WHAT TO WORK ON: Provide the count of lines below where "using" occurs, with no other output.
_ _ _ _ _ _ _
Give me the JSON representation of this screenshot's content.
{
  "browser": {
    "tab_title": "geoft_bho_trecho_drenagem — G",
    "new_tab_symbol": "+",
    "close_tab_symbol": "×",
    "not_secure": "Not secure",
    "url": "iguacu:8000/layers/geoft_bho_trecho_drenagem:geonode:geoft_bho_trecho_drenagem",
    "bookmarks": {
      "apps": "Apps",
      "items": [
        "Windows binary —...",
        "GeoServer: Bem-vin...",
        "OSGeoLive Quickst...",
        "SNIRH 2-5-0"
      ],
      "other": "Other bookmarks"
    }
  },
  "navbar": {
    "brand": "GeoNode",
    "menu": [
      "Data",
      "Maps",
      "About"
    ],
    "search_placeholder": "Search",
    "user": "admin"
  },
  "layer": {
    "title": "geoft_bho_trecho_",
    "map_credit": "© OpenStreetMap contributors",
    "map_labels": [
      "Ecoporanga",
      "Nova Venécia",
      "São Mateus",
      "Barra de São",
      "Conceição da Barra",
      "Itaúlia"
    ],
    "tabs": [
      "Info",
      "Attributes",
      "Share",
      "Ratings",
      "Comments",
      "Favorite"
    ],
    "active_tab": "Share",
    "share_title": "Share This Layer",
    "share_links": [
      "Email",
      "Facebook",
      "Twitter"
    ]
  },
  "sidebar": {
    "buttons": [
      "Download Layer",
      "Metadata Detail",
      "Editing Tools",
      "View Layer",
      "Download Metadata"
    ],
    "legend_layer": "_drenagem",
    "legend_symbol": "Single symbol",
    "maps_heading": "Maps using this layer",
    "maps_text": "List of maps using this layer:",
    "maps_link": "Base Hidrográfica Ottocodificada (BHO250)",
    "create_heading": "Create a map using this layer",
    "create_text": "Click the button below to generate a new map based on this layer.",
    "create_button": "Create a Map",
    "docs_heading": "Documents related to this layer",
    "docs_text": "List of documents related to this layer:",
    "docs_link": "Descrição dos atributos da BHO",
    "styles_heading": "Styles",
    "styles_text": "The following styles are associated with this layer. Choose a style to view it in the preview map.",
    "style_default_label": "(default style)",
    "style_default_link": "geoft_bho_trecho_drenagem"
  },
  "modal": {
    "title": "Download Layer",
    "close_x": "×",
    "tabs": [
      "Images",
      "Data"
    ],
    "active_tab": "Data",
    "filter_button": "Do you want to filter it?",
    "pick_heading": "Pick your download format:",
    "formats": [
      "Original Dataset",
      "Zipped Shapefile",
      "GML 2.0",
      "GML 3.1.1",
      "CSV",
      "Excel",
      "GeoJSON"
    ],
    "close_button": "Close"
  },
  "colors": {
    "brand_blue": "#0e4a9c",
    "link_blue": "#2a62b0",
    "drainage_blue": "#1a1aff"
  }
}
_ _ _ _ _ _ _
RESULT OF THIS EXERCISE: 3